## TASK DESCRIPTION
Repeat all of the data exactly. Leave nothing out.

Data about app and page elements
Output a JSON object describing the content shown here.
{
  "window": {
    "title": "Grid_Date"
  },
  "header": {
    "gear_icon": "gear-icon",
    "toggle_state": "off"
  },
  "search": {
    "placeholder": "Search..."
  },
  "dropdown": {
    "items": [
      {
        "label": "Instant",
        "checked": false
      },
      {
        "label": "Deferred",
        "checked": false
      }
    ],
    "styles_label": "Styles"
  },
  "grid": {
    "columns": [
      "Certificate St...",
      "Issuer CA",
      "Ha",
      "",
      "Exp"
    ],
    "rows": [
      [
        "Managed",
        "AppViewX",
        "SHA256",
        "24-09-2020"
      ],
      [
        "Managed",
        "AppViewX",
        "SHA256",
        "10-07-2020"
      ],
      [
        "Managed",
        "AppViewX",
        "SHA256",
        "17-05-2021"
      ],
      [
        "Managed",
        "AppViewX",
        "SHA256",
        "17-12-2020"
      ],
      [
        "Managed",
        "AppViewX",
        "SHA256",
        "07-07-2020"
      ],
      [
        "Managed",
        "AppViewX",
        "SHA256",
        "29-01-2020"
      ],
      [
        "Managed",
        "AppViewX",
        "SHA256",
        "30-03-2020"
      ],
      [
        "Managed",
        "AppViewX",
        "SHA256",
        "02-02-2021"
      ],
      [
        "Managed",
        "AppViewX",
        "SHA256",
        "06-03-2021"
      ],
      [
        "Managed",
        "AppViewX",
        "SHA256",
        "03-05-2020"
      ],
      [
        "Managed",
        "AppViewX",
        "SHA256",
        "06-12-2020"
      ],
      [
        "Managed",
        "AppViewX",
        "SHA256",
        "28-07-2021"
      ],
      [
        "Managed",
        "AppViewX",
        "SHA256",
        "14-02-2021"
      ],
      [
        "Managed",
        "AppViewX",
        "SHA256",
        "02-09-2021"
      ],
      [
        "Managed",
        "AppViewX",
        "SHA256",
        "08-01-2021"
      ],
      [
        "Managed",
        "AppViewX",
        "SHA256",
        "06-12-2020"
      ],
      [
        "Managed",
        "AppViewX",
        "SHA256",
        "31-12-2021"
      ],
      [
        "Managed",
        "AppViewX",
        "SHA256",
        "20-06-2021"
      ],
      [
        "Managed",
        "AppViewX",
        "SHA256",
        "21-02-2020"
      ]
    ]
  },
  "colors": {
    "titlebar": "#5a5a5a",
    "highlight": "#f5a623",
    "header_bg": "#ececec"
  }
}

## EXERCISE RESULT
Output a JSON object describing the content shown here.
{
  "window": {
    "title": "Grid_Date"
  },
  "header": {
    "gear_icon": "gear-icon",
    "toggle_state": "off"
  },
  "search": {
    "placeholder": "Search..."
  },
  "dropdown": {
    "items": [
      {
        "label": "Instant",
        "checked": false
      },
      {
        "label": "Deferred",
        "checked": false
      }
    ],
    "styles_label": "Styles"
  },
  "grid": {
    "columns": [
      "Certificate St...",
      "Issuer CA",
      "Ha",
      "",
      "Exp"
    ],
    "rows": [
      [
        "Managed",
        "AppViewX",
        "SHA256",
        "24-09-2020"
      ],
      [
        "Managed",
        "AppViewX",
        "SHA256",
        "10-07-2020"
      ],
      [
        "Managed",
        "AppViewX",
        "SHA256",
        "17-05-2021"
      ],
      [
        "Managed",
        "AppViewX",
        "SHA256",
        "17-12-2020"
      ],
      [
        "Managed",
        "AppViewX",
        "SHA256",
        "07-07-2020"
      ],
      [
        "Managed",
        "AppViewX",
        "SHA256",
        "29-01-2020"
      ],
      [
        "Managed",
        "AppViewX",
        "SHA256",
        "30-03-2020"
      ],
      [
        "Managed",
        "AppViewX",
        "SHA256",
        "02-02-2021"
      ],
      [
        "Managed",
        "AppViewX",
        "SHA256",
        "06-03-2021"
      ],
      [
        "Managed",
        "AppViewX",
        "SHA256",
        "03-05-2020"
      ],
      [
        "Managed",
        "AppViewX",
        "SHA256",
        "06-12-2020"
      ],
      [
        "Managed",
        "AppViewX",
        "SHA256",
        "28-07-2021"
      ],
      [
        "Managed",
        "AppViewX",
        "SHA256",
        "14-02-2021"
      ],
      [
        "Managed",
        "AppViewX",
        "SHA256",
        "02-09-2021"
      ],
      [
        "Managed",
        "AppViewX",
        "SHA256",
        "08-01-2021"
      ],
      [
        "Managed",
        "AppViewX",
        "SHA256",
        "06-12-2020"
      ],
      [
        "Managed",
        "AppViewX",
        "SHA256",
        "31-12-2021"
      ],
      [
        "Managed",
        "AppViewX",
        "SHA256",
        "20-06-2021"
      ],
      [
        "Managed",
        "AppViewX",
        "SHA256",
        "21-02-2020"
      ]
    ]
  },
  "colors": {
    "titlebar": "#5a5a5a",
    "highlight": "#f5a623",
    "header_bg": "#ececec"
  }
}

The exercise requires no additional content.